Hurray, the resulting functionality allows you to write shaders on Kotlin, reuse the code, check the syntax!

And now let's remember about Swizzling in GLSL and look at its implementation in Vec2, Vec3, Vec4.

    var x by ComponentDelegate(::GLFloat)
    var y by ComponentDelegate(::GLFloat)
    var x by ComponentDelegate(::GLFloat)
    // создаем 9шт Vec2var xx by ComponentDelegate(::Vec2)
    var xy by ComponentDelegate(::Vec2)
    var x by ComponentDelegate(::GLFloat)
    // создаем 16шт Vec2var xy by ComponentDelegate(::Vec2)
    // создаем 64шт Vec3var xxx by ComponentDelegate(::Vec3)

In our project, the compilation of shaders can occur in the game cycle on demand, and similar selection of objects generate major GC challenges, lags appear. Therefore, we decided to move the source code assembly to the compilation stage using the annotation processor.

We mark the class with the ShaderProgram annotation:

@ShaderProgram(VertexShader::class, FragmentShader::class)classShaderProgramName(alphaTest: Boolean)

And the annotation processor collects all sorts of shaders, depending on the parameters of the vertex and fragment constructors for us:

    enumclassSources(vertex: String, fragment: String): ShaderProgramSources {
        Source0("<vertex code>", "<fragment code>")
    funget(alphaTest: Boolean) {
        if (alphaTest) return Source0
        elsereturn Source1

Now you can get the shader text from the generated class:

val sources = ShaderProgramNameSources.get(replaceAlpha = true)

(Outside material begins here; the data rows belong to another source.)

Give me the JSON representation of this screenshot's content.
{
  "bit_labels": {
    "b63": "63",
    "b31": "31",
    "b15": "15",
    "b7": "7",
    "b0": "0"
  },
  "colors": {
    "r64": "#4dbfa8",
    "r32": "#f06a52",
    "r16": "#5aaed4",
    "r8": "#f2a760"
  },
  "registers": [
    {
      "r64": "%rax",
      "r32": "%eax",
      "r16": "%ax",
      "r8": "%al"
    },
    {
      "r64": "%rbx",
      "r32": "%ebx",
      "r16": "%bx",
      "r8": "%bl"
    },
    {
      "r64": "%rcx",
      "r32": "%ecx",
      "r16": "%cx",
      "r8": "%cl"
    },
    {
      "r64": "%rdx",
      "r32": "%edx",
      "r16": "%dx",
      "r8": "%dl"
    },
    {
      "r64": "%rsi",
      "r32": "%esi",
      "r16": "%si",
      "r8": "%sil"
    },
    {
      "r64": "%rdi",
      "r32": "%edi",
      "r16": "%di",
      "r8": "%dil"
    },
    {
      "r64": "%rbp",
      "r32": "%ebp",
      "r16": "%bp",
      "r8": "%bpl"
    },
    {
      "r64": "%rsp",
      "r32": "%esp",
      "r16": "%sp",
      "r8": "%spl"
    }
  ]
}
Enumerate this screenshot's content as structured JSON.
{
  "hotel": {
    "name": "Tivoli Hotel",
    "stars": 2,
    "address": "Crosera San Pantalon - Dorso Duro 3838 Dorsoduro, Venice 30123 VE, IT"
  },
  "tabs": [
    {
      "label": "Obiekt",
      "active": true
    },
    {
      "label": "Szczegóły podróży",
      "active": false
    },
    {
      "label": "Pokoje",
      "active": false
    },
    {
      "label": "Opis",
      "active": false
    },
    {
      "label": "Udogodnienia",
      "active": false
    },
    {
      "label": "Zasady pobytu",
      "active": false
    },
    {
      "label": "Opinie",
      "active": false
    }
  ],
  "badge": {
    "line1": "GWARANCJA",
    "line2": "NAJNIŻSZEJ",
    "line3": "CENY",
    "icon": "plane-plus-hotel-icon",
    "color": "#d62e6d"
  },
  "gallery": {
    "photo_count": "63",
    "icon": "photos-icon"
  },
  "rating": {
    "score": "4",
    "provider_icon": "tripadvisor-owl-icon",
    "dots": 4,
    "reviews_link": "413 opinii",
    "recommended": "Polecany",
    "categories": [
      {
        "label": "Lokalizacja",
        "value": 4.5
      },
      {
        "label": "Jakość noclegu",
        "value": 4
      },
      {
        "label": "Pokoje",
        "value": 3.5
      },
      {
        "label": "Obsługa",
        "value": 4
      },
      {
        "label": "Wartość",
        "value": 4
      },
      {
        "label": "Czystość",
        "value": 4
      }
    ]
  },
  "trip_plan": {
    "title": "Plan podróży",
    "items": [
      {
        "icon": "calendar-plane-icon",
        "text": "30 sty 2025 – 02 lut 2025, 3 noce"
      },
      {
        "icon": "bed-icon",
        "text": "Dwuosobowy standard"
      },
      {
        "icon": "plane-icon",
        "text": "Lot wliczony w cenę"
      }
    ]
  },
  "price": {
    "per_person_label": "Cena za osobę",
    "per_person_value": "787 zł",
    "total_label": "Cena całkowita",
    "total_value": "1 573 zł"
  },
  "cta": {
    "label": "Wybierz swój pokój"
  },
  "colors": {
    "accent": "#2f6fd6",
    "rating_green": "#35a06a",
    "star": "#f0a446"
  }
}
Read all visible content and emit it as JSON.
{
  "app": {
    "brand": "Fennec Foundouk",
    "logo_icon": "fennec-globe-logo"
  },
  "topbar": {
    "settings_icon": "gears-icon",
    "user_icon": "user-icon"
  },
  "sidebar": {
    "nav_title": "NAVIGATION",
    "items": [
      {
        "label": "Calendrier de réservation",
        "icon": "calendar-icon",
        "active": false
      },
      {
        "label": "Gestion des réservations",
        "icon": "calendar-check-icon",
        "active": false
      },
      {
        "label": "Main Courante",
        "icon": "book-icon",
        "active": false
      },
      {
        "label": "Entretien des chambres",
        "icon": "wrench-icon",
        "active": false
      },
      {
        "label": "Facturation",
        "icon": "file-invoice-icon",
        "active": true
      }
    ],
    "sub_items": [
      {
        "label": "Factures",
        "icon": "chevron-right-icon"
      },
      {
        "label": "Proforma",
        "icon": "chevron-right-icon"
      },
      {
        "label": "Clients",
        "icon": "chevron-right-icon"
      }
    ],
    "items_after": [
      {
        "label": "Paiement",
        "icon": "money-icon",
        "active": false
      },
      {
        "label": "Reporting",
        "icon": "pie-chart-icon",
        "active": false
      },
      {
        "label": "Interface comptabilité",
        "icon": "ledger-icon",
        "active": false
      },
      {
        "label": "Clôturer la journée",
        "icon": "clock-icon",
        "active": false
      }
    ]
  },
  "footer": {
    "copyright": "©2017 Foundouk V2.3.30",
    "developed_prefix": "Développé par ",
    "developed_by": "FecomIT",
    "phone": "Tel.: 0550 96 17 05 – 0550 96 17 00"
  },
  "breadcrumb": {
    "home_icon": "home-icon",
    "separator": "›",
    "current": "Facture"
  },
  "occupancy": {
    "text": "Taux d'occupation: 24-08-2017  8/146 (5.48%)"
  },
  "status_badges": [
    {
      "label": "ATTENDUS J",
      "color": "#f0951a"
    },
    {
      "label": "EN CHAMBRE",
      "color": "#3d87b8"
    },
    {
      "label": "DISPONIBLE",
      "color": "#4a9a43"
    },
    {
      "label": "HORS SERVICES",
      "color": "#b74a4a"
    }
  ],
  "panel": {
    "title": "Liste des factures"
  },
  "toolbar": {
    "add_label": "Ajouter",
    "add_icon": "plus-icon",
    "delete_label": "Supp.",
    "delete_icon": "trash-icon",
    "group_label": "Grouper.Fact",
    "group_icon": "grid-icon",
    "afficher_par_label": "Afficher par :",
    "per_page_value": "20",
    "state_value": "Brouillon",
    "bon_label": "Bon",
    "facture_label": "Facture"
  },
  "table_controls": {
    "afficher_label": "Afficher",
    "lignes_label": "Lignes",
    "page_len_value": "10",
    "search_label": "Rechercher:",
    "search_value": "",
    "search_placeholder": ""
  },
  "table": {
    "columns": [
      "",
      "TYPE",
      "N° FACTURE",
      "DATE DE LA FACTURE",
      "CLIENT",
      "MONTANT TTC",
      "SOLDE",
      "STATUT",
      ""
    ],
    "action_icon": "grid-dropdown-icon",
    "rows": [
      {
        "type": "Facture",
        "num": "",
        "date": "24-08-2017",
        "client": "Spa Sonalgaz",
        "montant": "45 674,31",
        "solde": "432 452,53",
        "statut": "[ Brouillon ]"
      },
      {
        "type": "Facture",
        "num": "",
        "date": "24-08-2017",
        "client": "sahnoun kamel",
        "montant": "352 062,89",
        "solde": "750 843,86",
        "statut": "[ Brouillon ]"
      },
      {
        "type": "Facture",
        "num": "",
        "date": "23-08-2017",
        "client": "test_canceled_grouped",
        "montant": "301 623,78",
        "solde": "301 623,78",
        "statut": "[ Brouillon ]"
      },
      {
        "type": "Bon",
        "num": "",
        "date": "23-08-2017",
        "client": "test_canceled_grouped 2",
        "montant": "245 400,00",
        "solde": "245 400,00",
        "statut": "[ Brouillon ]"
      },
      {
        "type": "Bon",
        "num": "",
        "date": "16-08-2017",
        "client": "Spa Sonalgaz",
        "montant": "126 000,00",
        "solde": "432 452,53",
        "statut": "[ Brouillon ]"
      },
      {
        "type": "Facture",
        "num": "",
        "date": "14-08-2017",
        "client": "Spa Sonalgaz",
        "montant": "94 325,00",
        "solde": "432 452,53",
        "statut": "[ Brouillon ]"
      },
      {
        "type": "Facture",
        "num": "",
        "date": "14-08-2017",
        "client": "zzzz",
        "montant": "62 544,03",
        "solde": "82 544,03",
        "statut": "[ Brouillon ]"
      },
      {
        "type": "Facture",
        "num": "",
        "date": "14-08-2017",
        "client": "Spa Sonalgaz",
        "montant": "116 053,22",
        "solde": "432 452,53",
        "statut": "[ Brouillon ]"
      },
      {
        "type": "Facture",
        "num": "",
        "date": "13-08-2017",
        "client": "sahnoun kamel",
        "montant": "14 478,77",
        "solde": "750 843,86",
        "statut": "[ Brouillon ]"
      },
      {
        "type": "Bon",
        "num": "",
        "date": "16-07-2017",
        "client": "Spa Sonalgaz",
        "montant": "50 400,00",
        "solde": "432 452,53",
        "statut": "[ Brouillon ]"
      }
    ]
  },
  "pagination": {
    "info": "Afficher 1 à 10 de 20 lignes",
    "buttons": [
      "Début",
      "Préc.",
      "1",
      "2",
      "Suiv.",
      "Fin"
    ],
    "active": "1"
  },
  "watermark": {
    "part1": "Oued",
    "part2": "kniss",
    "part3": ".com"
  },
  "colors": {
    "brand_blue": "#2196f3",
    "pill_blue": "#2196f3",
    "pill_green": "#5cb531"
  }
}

Since the result of the get function, ShaderProgramSources, is the value from enum, it is convenient to use it as keys in the program registry (ShaderProgramSources) -> CompiledShaderProgram.

The GitHub has project sources, including the annotation processor and simple examples of shaders and components.

Also popular now: